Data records
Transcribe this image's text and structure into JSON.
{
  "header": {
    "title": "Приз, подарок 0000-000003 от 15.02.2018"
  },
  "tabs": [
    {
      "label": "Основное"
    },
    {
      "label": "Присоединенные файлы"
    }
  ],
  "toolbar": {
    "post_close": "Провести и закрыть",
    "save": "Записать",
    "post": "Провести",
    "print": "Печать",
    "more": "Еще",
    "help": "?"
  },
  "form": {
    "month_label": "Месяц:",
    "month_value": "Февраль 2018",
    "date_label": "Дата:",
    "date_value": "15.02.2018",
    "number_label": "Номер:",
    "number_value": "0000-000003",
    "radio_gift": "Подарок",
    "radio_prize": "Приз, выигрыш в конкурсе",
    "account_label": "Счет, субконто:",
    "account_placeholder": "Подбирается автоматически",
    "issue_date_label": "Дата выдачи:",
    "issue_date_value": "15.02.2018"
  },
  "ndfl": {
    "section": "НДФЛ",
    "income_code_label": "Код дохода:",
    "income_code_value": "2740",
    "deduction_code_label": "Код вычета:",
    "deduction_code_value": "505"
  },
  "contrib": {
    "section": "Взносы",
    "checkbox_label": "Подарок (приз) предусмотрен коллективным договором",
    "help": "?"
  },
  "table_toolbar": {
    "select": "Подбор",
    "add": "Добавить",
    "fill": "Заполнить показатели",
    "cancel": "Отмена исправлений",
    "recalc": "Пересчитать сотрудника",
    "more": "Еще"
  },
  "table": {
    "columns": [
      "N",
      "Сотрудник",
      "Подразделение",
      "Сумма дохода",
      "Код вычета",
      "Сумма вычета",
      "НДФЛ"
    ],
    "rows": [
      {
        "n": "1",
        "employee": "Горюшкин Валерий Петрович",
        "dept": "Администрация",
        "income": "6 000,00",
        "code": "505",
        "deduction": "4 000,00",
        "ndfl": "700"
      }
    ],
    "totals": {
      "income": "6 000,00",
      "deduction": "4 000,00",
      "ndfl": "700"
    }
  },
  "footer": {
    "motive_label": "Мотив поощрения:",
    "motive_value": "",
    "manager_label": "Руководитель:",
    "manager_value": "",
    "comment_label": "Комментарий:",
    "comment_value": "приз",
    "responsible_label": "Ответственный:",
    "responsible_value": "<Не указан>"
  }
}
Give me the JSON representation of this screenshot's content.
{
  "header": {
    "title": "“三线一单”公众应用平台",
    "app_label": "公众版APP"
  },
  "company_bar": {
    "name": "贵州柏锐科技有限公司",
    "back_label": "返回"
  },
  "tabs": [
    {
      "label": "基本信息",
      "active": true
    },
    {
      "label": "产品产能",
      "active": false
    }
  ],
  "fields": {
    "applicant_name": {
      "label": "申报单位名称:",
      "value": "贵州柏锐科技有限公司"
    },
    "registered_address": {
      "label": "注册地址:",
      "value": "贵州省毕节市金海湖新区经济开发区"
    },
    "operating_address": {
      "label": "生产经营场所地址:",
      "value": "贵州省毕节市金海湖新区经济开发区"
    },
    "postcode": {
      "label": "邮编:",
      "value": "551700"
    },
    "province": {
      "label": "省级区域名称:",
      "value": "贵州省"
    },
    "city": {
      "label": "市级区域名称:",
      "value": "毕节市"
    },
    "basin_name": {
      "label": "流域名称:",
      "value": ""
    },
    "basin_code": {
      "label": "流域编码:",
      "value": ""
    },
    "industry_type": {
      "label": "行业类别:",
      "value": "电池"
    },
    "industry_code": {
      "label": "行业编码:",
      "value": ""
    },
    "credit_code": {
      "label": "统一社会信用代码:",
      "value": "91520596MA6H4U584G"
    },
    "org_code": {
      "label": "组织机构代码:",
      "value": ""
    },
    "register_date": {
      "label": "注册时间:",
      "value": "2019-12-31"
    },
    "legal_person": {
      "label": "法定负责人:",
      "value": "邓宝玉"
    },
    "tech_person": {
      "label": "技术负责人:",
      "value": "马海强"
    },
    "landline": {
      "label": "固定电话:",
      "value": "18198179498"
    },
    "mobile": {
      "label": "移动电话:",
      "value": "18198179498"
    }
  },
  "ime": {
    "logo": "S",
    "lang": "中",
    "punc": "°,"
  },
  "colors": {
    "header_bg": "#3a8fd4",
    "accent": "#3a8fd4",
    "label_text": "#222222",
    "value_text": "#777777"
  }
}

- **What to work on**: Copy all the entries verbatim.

- **Result of the exercise**:
Transcribe this image's text and structure into JSON.
{
  "header": {
    "title": "Приз, подарок 0000-000003 от 15.02.2018"
  },
  "tabs": [
    {
      "label": "Основное"
    },
    {
      "label": "Присоединенные файлы"
    }
  ],
  "toolbar": {
    "post_close": "Провести и закрыть",
    "save": "Записать",
    "post": "Провести",
    "print": "Печать",
    "more": "Еще",
    "help": "?"
  },
  "form": {
    "month_label": "Месяц:",
    "month_value": "Февраль 2018",
    "date_label": "Дата:",
    "date_value": "15.02.2018",
    "number_label": "Номер:",
    "number_value": "0000-000003",
    "radio_gift": "Подарок",
    "radio_prize": "Приз, выигрыш в конкурсе",
    "account_label": "Счет, субконто:",
    "account_placeholder": "Подбирается автоматически",
    "issue_date_label": "Дата выдачи:",
    "issue_date_value": "15.02.2018"
  },
  "ndfl": {
    "section": "НДФЛ",
    "income_code_label": "Код дохода:",
    "income_code_value": "2740",
    "deduction_code_label": "Код вычета:",
    "deduction_code_value": "505"
  },
  "contrib": {
    "section": "Взносы",
    "checkbox_label": "Подарок (приз) предусмотрен коллективным договором",
    "help": "?"
  },
  "table_toolbar": {
    "select": "Подбор",
    "add": "Добавить",
    "fill": "Заполнить показатели",
    "cancel": "Отмена исправлений",
    "recalc": "Пересчитать сотрудника",
    "more": "Еще"
  },
  "table": {
    "columns": [
      "N",
      "Сотрудник",
      "Подразделение",
      "Сумма дохода",
      "Код вычета",
      "Сумма вычета",
      "НДФЛ"
    ],
    "rows": [
      {
        "n": "1",
        "employee": "Горюшкин Валерий Петрович",
        "dept": "Администрация",
        "income": "6 000,00",
        "code": "505",
        "deduction": "4 000,00",
        "ndfl": "700"
      }
    ],
    "totals": {
      "income": "6 000,00",
      "deduction": "4 000,00",
      "ndfl": "700"
    }
  },
  "footer": {
    "motive_label": "Мотив поощрения:",
    "motive_value": "",
    "manager_label": "Руководитель:",
    "manager_value": "",
    "comment_label": "Комментарий:",
    "comment_value": "приз",
    "responsible_label": "Ответственный:",
    "responsible_value": "<Не указан>"
  }
}
Give me the JSON representation of this screenshot's content.
{
  "header": {
    "title": "“三线一单”公众应用平台",
    "app_label": "公众版APP"
  },
  "company_bar": {
    "name": "贵州柏锐科技有限公司",
    "back_label": "返回"
  },
  "tabs": [
    {
      "label": "基本信息",
      "active": true
    },
    {
      "label": "产品产能",
      "active": false
    }
  ],
  "fields": {
    "applicant_name": {
      "label": "申报单位名称:",
      "value": "贵州柏锐科技有限公司"
    },
    "registered_address": {
      "label": "注册地址:",
      "value": "贵州省毕节市金海湖新区经济开发区"
    },
    "operating_address": {
      "label": "生产经营场所地址:",
      "value": "贵州省毕节市金海湖新区经济开发区"
    },
    "postcode": {
      "label": "邮编:",
      "value": "551700"
    },
    "province": {
      "label": "省级区域名称:",
      "value": "贵州省"
    },
    "city": {
      "label": "市级区域名称:",
      "value": "毕节市"
    },
    "basin_name": {
      "label": "流域名称:",
      "value": ""
    },
    "basin_code": {
      "label": "流域编码:",
      "value": ""
    },
    "industry_type": {
      "label": "行业类别:",
      "value": "电池"
    },
    "industry_code": {
      "label": "行业编码:",
      "value": ""
    },
    "credit_code": {
      "label": "统一社会信用代码:",
      "value": "91520596MA6H4U584G"
    },
    "org_code": {
      "label": "组织机构代码:",
      "value": ""
    },
    "register_date": {
      "label": "注册时间:",
      "value": "2019-12-31"
    },
    "legal_person": {
      "label": "法定负责人:",
      "value": "邓宝玉"
    },
    "tech_person": {
      "label": "技术负责人:",
      "value": "马海强"
    },
    "landline": {
      "label": "固定电话:",
      "value": "18198179498"
    },
    "mobile": {
      "label": "移动电话:",
      "value": "18198179498"
    }
  },
  "ime": {
    "logo": "S",
    "lang": "中",
    "punc": "°,"
  },
  "colors": {
    "header_bg": "#3a8fd4",
    "accent": "#3a8fd4",
    "label_text": "#222222",
    "value_text": "#777777"
  }
}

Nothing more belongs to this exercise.